Smith is much like Bly in that his strengths primarily lie in great ball skills and man cover technique. He isn't going to step up in the running game as much as D-Will did, but he's much more likely to create turnovers in coverage, especially when playing in the slot.

I know Dre Bly's name brings negative connotations on this board, but prior to Marinelli putting him in the Tampa 2, then him coming here and getting old, Dre Bly was a top 5 corner in the NFL. He was a multiple pro-bowler and he caused a ton of turnovers.

I'm not real happy with giving up the first, but I'll reserve judgment on that until the verdict as to what exactly we gave up is in. As for Smith himself, I wouldn't be surprised if he turns out to be the best CB in this class, and this CB class looks better to me now than the 2010 class does.
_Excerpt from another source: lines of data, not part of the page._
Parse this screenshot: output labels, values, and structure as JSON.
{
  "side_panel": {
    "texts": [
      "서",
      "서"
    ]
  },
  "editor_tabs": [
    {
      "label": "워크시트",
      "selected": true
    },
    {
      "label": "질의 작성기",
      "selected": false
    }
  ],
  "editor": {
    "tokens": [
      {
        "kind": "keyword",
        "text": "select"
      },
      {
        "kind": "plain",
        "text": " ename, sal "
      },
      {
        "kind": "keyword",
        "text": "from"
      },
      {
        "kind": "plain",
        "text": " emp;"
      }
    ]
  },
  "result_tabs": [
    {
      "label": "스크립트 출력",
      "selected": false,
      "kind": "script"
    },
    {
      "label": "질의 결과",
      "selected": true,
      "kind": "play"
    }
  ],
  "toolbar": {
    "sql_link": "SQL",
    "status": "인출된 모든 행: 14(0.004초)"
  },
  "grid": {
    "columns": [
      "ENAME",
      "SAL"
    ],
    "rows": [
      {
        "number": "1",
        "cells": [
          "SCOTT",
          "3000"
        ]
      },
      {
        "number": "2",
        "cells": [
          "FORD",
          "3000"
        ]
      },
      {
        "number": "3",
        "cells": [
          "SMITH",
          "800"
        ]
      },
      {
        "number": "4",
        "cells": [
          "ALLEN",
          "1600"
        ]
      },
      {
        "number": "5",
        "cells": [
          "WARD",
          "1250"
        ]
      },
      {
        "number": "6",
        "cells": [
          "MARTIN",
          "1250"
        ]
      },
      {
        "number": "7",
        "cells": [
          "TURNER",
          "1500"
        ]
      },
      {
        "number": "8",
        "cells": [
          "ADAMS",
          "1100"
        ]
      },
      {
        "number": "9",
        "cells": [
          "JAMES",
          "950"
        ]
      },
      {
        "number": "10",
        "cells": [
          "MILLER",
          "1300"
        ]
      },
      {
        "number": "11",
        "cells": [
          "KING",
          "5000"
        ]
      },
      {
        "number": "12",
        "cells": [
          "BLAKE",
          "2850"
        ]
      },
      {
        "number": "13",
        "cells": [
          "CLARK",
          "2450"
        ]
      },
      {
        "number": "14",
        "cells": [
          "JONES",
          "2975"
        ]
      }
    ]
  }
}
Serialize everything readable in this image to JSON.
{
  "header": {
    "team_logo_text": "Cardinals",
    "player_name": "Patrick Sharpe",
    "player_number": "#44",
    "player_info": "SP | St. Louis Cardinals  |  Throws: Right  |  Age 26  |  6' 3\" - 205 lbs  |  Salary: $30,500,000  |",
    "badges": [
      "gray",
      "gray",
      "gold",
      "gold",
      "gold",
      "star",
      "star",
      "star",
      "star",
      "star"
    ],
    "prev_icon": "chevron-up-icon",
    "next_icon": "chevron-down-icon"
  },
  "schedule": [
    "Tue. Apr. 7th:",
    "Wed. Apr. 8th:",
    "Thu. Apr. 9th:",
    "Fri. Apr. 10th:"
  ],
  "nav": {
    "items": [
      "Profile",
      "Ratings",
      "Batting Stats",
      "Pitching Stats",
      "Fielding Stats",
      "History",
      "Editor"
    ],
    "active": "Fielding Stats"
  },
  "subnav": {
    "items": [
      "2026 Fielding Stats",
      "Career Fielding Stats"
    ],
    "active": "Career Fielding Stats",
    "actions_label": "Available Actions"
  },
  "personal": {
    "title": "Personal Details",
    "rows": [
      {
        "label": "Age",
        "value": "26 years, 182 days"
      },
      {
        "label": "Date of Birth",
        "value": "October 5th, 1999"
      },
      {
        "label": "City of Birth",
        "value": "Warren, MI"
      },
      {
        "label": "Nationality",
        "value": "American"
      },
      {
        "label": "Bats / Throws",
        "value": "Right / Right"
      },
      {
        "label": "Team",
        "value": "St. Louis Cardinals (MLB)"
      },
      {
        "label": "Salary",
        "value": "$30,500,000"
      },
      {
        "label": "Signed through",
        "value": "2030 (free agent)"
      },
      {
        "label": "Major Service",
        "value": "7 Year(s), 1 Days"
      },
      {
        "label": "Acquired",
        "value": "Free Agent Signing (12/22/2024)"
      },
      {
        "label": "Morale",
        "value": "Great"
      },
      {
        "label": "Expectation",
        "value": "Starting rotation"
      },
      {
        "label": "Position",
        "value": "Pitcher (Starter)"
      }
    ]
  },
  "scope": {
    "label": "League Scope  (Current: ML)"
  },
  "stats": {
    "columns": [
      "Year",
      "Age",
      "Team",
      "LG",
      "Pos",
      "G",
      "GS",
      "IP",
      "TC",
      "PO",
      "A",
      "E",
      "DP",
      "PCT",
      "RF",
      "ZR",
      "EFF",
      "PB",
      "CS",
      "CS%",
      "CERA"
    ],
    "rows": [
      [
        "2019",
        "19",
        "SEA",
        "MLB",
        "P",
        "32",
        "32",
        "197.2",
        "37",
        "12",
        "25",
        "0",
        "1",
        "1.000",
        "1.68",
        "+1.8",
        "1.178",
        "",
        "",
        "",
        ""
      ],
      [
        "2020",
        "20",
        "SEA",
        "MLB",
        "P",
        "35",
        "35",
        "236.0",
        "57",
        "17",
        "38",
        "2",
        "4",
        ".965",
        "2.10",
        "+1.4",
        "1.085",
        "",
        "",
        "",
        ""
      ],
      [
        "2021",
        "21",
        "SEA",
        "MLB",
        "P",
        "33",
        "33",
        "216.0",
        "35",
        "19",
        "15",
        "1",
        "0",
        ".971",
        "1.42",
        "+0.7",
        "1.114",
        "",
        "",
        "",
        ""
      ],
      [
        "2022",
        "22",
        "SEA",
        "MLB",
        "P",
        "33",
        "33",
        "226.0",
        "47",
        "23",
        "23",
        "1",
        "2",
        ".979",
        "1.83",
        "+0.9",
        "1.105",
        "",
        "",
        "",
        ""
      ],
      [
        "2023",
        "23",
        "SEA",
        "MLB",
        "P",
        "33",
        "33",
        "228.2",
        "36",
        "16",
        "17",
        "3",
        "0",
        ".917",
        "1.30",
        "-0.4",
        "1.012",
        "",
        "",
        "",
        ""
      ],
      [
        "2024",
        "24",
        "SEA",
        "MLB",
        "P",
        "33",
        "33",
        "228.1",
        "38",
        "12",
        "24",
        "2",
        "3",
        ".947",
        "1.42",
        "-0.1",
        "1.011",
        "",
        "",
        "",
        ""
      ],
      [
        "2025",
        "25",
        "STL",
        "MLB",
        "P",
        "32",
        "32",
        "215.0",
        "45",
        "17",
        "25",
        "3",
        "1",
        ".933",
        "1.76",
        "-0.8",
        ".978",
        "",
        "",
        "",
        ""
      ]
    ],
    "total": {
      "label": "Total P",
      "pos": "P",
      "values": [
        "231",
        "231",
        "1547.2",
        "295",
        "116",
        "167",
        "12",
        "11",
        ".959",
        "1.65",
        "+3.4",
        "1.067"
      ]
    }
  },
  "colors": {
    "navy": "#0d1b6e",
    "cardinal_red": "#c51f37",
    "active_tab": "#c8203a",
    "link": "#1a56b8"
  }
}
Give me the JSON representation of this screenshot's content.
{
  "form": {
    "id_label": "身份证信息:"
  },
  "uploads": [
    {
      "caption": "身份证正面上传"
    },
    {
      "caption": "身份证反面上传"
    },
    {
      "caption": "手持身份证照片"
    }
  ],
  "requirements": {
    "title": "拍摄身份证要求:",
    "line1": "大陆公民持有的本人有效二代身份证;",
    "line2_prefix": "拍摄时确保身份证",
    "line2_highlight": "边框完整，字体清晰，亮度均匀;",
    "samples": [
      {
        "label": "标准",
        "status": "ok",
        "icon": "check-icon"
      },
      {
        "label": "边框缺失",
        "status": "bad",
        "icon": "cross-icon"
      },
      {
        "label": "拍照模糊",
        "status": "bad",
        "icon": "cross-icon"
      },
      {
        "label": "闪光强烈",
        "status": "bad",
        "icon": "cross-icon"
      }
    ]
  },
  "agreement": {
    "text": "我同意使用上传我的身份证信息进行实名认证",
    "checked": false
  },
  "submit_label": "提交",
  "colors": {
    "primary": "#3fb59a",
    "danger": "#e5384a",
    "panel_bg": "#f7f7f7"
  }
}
We needed a CB in the next two years, the FO made a heads up decision of identifying a guy they really like and being aggressive in acquiring him. Can't much fault the thought process in that respect.

SoDak Bronco
04-26-2009, 11:53 AM
5. Denver rookie head coach Josh McDaniels doesn't have a grasp on how to build a team. He signed three running backs in free agency and drafted another (Knowshon Moreno (http://insider.espn.go.com/nfldraft/draft/tracker/player?id=24685)). And then he sent Denver's first-round choice in 2010 to Seattle for this year's 37th overall choice, which he used to pick cornerback Alphonso Smith (http://insider.espn.go.com/nfldraft/draft/tracker/player?draftyear=2009&id=23927). That's bizarre. Mike Shanahan must be laughing at that one.

from John Clayton..We've quickly become the joke of the league

Vegas_Bronco
04-26-2009, 11:54 AM
http://seahawknationblog.com/2009/04/analyzing-top-2009-nfl-draft-cornerback-prospects/
It’s not a coincidence that Malcolm Jenkins, Vontae Davis and Darius Butler are expected to come off the board in the first round, as each exhibits the necessary skills required for the position and also fit the mold of a big corner.
However, teams focused exclusively on identifying big corners are missing out on a host of talented, but miniature, corners with elite talent.
Alphonso Smith, D.J. Moore and Jairus Byrd (http://seahawknationblog.com/goto/http://seahawknationblog.com/tag/jairus-byrd/) are a gifted trio of ball-hawking corners who, unfortunately, measure in below the 5-10 standard. Though they combined for 50 interceptions during their careers, their lack of prototypical height and size is one of the reasons they are not at the top of some draft boards.

Smith, who finished his career at Wake Forest (http://seahawknationblog.com/goto/http://seahawknationblog.com/tag/wake-forest/) with 21 career interceptions, is one of the best ball-hawks available in this draft. He is an ultra aggressive route jumper who has a knack (http://seahawknationblog.com/goto/http://seahawknationblog.com/tag/knack/) for reading the quarterback’s eyes and making plays on the ball. Smith’s penchant (http://seahawknationblog.com/goto/http://seahawknationblog.com/tag/penchant/) for coming up with the game-changing turnover is a skill coveted by many coaches, but his lack of ideal height will prevent some from pulling the trigger.

Rank Player School Height Weight Projected round
4. Alphonso Smith Wake Forest 5-9 193 2
Analysis: The former Demon Deacon is a sensational cover man with unbelievable ball skills. Smith finished his career with 21 interceptions and produced numerous game-changing plays. As a fluid athlete with outstanding quickness, Smith overcomes his lack of ideal size by relying on his superior cover skills and outstanding leaping ability to win matchups on the edge. Though Smith is ideally suited to be a nickel corner, he is a playmaker who will eventually earn his way into a starting lineup.NFL landing spot: The diminutive ball hawk would upgrade the Browns’ secondary, if picked at No. 36 or serve as a quality nickel corner for the Dolphins (No. 44), Texans (No. 46) or Patriots (No. 47).